The Detroit City Council is poised to vote today on a land deal that makes way for a new bridge to Canada—but their decision might not matter.
The proposal would transfer 301 parcels of mostly unoccupied, city-owned land to the Michigan land bank for $1.4 million.
It’s just the start of the US-based land acquisition process for the proposed new bridge between Detroit and Windsor. Canada is footing the bill for the project.
At a meeting Monday, several Council members were openly skeptical about elements of the deal—particularly about a lack of guaranteed benefits for residents of the Delray host community in southwest Detroit.
And they expressed concerns that the community’s—and the city’s—interests aren’t being aggressively advocated by the state in negotiations with the Canadian government.

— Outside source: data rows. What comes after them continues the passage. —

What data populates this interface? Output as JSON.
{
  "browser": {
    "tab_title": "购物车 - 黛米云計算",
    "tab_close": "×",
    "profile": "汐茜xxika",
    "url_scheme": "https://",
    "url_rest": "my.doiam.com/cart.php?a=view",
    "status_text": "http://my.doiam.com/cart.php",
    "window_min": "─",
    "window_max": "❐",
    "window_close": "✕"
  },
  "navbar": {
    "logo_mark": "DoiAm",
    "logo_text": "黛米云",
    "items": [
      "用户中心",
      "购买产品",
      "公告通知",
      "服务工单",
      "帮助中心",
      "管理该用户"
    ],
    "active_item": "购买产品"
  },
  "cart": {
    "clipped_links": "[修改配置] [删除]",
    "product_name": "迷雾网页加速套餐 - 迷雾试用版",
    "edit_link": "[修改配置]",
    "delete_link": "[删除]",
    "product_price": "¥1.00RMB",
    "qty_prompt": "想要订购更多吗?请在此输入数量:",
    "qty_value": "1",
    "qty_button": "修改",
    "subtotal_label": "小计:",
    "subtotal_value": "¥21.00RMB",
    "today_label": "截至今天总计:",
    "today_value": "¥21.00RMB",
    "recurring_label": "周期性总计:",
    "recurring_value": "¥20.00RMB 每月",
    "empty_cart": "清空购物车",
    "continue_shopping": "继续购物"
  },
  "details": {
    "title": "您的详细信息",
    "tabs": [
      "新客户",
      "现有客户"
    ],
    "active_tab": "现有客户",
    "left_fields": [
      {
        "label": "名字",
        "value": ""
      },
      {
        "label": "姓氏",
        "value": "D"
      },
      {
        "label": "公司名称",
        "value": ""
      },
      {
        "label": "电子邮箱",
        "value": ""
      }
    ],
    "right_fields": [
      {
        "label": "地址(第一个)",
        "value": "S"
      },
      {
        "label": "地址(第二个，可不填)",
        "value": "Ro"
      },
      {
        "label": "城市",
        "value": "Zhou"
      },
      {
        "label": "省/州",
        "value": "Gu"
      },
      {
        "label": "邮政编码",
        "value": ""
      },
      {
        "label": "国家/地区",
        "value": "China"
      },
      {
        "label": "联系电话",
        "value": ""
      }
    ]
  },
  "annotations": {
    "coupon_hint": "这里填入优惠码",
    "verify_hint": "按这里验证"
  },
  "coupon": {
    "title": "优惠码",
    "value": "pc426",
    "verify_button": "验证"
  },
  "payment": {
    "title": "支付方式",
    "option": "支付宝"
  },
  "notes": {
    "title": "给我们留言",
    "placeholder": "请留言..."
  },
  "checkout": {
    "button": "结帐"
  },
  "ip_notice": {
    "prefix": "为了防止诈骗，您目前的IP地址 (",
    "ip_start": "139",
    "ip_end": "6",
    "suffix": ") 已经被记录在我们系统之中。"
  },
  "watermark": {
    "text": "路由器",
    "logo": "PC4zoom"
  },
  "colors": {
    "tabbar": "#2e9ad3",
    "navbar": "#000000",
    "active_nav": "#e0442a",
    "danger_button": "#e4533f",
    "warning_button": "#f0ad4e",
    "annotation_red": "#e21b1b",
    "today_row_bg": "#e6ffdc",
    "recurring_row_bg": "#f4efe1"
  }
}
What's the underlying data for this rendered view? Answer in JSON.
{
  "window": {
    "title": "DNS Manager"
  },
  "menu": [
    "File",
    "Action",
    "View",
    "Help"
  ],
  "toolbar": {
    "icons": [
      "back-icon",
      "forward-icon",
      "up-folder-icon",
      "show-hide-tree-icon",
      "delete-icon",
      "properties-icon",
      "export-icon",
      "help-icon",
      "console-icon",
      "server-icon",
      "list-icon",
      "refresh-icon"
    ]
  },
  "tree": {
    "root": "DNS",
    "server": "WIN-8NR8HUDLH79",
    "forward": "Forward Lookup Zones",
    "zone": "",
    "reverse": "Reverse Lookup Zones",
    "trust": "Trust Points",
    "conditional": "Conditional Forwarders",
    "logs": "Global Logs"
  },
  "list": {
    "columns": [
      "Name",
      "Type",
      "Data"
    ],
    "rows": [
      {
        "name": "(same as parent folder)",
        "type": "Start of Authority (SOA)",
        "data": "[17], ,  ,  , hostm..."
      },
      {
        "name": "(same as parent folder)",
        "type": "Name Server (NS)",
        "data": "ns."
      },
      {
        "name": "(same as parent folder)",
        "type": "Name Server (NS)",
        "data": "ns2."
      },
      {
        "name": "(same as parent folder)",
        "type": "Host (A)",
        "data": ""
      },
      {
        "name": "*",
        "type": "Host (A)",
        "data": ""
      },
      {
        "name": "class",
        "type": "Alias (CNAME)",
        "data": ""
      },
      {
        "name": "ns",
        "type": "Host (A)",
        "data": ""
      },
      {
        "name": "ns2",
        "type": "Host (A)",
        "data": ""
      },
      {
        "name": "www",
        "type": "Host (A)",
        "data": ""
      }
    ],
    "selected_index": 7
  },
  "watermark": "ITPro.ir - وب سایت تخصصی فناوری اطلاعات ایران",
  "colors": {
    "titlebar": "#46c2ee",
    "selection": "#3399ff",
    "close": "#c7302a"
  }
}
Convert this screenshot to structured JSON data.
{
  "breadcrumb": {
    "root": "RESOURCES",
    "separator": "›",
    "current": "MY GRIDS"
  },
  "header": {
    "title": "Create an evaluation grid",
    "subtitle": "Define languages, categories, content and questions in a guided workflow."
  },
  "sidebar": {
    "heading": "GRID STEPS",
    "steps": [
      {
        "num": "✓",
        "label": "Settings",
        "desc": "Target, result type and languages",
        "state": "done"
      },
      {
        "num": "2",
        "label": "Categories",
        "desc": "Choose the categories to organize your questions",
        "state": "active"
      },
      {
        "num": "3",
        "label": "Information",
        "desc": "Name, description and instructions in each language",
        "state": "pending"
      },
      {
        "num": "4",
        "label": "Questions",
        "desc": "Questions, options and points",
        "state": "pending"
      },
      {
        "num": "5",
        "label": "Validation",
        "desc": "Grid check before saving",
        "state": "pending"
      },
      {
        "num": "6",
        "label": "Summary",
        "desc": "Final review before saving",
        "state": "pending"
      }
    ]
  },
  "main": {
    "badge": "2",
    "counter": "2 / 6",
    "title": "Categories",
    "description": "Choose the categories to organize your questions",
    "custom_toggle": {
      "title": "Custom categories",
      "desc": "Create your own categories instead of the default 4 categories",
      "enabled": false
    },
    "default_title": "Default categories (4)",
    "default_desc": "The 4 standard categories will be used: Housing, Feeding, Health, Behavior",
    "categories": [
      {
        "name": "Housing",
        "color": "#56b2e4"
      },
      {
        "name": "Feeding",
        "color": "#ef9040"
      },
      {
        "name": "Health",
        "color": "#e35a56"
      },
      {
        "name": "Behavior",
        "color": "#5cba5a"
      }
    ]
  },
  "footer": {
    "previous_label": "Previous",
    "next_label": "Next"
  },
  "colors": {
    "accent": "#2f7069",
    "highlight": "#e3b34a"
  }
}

State and city officials countered that they’ve drawn up a Neighborhood Development Agreement, which does contain some provisions to address neighborhood concerns—including the creation of a formal Community Advisory Group to advocate community interests as the project moves forward.
But they admit it’s too early in the process to lock down many guarantees, and ultimately the Canadian government will have to be the one to make them.
Andrew Doctoroff, the state’s senior advisor on transportation initiatives, said there are few specific guarantees on paper yet, but Council members should take “a lot of comfort” in promises Canada has already made for steps like environmental remediation and mitigation.
“This administration is very much committed to making sure that the voices of this city and community are heard,” Doctoroff said.
“There aren’t guarantees about additional community enhancements beyond those provisions. And that is where there will have to aggressive lobbying by the state of Michigan, [and] by this city.”
But some Council members and residents blasted the state for not pushing aggressively enough on the community’s behalf.
Council member Raquel Castaneda-Lopez, who represents the district that includes southwest Detroit, called the negotiation process that led to the Neighborhood Development Agreed “incredibly paternalistic” and “not very transparent.”
“It’s a flawed process that the state continues to support, only engaging with the mayor and only engaging with the Council president, and not engaging with the community or its elected representative,” Castaneda-Lopez said.
But even if the Council votes to reject the current deal, emergency manager Kevyn Orr can overrule them.
Orr’s chief operating officer, Gary Brown, told Council Monday that he’s prepared to do that.
“He [Orr] will approve this land transfer, and it may not have a community benefits agreement attached to it,” Brown said. “It certainly wouldn’t be any better than the one on the table right now.”
That sparked outrage from Detroit state representative Rashida Tlaib, who accused the Canadian government of working with Orr and the state to sidestep addressing community concerns.
“If they want to deal with us through the middle person of the state, forget it,” said Tlaib, who urged the Council to come up with an alternative land transfer deal, even if it has no hope of being approved by Lansing. “Oh Canada…if you want to come over here and deal with us, come over and deal with us directly.”
The Council also received a last-minute offer to buy the land from the Detroit International Bridge Company. That company, which owns the Ambassador Bridge, has fought against the proposed new span for years.
DIBC offered $1.5 million for the land, and an additional $1 million for unspecified “community redevelopment.”
But city lawyers dismissed the offer as “incomplete” and “not proper.”